He says, "We use no artificial fertilizers or pesticides so our 'Red Ruby' cattle mature slowly, grazing peacefully on the natural pasture of North Cornwall. We do not use any GM fodder, routine antibiotics, growth promoters or even fossil fuels...and still our meat will cost you less than ordinary meat from butchers or supermarkets. Hard to believe but true!"

He attributes the lower cost to their direct sales to customers, with no supermarket mark-up, using no fossil-fuel based fertilisers, and minimal energy bills to run the farm.

the Sousek family, R-L, Paul, his wife Celia, sons Ben and Joe, together with Mambo, their dog and some of their farm animals

Photo: the Sousek family, (R-L) Paul, his wife Celia, sons Ben and Joe, together with Mambo, their dog and some of their farm animals

The meat that results from this care is tender with a delicious flavour and free from injected water and other dubious practices of the supermarkets. Customers receive beef or lamb boxes delivered fresh to their door in a variety of sizes, and the farm also sells sheepskins. Although they mostly deliver locally, they are now receiving orders from all over the UK. They have recently instituted a special carbon-neutral delivery service to London.

Cottage Farm showing the solar panels on the roof

Photo: Cottage Farm showing the solar panels on the roof

The farm is rated as a "Superhome" which means it is a benchmark for low carbon emissions and energy efficiency - see here for a previous Earth Times article. Their water is heated by solar thermal panels and in winter they use a wood burner fuelled by their own wood. Electricity is generated by a 5KW wind turbine plus solar panels. They have cut their energy emissions by 110% (from 7 tonnes/year to -0,7 tonnes/year) because they produce more renewable energy than they use. Their water is heated by solar thermal panels and in winter they use a wood burner fuelled by their own wood. Electricity is generated by a 5KW wind turbine plus solar panels. They have cut their energy emissions by 110% (from 7 tonnes/year to -0,7 tonnes/year) because they produce more renewable energy than they use.

Their 5KW wind turbine

Photo: the farm's 5KW wind turbine

Their transport fuel is biodiesel from waste oil. The farm runs three diesel vehicles, a car, a Land Rover, and a tractor on this fuel. Paul says, "They all run perfectly well, without any modifications, even in the cold."

If he was unable to source waste oil, he expects that 10% of his land could be turned over to oil crops as feedstock for biodiesel.

His main equipment purchase was an old but reliable Ford tractor because it doesn't have complex electronics and therefore can by kept running by mechanics and will not fail because high-tech components are no longer available.

Their energy use is nearly carbon-neutral. Paul is very enthusiastic about the possibilities of low-carbon farming.

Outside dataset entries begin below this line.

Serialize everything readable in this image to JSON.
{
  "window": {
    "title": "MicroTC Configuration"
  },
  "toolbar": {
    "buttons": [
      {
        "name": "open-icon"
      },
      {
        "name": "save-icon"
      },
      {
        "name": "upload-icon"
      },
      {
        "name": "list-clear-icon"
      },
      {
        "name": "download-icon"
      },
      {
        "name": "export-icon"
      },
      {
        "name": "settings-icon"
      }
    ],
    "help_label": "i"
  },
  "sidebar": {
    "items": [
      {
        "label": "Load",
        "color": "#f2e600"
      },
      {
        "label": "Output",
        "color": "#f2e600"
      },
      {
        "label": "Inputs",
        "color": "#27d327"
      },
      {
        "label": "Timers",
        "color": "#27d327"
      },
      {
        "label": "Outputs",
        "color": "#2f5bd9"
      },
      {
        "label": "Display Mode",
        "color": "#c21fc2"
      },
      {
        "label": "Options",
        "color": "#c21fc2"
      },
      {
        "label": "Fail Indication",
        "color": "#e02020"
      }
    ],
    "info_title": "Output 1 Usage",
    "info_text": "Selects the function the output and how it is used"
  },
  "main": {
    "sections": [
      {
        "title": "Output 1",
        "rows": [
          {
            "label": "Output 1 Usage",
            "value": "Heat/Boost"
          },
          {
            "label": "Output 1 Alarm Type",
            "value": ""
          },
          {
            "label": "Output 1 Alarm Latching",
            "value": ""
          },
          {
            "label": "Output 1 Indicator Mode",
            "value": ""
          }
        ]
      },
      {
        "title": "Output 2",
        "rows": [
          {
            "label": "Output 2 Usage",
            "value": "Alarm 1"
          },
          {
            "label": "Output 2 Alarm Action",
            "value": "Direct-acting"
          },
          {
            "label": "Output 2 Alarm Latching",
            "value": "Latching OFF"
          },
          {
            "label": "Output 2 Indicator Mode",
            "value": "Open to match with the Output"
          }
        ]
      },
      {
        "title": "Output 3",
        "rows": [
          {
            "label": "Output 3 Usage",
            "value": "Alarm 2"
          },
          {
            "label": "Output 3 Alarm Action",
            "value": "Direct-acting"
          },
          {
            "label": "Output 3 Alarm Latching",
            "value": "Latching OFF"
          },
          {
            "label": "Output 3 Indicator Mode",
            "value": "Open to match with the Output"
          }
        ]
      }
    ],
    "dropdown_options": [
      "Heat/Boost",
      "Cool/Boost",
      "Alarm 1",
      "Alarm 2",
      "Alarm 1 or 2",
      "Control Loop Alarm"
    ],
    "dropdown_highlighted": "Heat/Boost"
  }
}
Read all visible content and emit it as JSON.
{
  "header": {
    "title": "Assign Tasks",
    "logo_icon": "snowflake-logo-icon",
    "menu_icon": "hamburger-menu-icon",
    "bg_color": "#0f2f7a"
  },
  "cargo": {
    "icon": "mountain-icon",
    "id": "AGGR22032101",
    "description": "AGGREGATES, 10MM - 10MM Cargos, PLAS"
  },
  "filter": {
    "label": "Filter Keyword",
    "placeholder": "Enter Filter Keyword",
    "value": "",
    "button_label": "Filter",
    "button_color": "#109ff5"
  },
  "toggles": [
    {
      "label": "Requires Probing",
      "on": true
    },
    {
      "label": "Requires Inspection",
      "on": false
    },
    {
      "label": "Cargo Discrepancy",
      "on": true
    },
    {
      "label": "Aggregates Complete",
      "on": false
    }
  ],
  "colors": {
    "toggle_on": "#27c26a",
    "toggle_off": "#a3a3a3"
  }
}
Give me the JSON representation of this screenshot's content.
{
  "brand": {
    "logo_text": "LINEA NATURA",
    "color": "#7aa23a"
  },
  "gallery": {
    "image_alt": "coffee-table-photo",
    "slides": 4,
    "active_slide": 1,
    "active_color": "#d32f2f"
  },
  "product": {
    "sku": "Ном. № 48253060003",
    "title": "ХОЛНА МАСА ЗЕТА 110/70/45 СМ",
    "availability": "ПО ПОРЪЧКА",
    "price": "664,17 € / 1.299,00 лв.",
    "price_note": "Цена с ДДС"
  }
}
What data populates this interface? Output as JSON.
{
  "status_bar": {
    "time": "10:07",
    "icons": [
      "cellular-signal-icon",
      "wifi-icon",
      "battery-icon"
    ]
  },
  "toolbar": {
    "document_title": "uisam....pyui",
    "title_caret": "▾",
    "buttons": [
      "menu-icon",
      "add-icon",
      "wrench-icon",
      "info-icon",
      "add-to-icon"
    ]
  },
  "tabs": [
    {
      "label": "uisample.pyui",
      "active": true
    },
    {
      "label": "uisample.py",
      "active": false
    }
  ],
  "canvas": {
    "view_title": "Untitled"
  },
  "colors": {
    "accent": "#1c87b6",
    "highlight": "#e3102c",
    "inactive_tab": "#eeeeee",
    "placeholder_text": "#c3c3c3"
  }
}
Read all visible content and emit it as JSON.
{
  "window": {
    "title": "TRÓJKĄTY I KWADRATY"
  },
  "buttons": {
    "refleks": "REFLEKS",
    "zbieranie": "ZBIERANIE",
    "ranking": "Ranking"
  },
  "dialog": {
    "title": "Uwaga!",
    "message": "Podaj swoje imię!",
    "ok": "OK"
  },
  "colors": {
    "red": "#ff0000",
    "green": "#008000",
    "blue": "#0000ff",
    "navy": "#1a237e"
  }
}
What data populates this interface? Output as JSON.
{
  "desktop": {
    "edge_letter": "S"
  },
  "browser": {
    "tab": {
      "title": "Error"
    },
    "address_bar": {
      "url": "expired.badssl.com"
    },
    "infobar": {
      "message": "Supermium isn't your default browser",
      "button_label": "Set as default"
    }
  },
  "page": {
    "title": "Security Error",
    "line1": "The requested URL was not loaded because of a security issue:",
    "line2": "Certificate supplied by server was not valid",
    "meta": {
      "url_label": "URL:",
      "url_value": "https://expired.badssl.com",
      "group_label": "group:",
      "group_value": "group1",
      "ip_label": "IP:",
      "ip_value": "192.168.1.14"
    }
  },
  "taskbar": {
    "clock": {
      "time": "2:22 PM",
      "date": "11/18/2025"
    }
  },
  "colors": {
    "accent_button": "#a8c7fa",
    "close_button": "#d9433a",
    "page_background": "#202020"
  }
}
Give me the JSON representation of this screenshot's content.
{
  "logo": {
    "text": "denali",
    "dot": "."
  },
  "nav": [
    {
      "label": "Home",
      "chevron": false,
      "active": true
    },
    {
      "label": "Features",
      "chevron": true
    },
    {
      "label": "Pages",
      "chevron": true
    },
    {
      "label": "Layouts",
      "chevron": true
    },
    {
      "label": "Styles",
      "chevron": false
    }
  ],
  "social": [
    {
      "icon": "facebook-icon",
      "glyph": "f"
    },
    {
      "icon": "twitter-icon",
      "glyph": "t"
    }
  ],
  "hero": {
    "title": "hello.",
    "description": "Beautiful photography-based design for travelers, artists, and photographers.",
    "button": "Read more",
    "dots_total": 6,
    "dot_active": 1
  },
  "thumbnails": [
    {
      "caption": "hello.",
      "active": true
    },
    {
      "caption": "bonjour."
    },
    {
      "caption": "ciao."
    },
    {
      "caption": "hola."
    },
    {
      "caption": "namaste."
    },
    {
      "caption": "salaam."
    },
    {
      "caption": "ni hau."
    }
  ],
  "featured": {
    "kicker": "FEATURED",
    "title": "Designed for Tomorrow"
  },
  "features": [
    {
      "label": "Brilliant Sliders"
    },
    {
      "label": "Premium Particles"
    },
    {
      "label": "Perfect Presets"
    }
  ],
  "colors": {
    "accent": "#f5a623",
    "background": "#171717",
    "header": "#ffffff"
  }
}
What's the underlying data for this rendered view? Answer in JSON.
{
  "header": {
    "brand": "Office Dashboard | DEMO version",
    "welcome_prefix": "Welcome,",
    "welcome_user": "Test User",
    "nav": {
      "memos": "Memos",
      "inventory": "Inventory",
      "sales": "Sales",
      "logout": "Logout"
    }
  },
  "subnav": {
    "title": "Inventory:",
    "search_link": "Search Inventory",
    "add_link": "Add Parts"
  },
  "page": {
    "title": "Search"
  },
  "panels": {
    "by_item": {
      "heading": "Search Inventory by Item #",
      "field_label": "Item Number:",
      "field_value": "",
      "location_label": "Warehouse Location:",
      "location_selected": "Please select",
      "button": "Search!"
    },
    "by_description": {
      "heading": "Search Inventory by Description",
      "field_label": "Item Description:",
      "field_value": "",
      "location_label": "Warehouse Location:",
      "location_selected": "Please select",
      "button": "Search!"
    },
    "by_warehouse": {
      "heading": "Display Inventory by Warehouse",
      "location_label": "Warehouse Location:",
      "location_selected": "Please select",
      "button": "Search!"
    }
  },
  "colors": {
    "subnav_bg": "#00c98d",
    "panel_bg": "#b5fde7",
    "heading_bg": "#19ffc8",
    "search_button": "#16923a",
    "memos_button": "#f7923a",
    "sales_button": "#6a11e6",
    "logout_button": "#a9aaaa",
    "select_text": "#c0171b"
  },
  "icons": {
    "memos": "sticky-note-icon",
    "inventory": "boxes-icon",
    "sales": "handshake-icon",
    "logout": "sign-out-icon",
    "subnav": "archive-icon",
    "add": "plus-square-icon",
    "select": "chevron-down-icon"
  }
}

He says, "Dairy farmers are sitting on methane gold mines," referring to the large amount of energy that can be generated by anaerobic digesters using cattle manure to produce methane as fuel.

Paul says, "Our aim in converting the farm to organic, the house to renewables and our lifestyles to carbon neutral was to establish an exemplar house and farm of the future, that is truly sustainable and resilient in the face of the energy hikes and scarcities we will face in the future."

All Photos © Paul Sousek

Links:

Fieldpower Organics

Cottage Farm email

Transition North Cornwall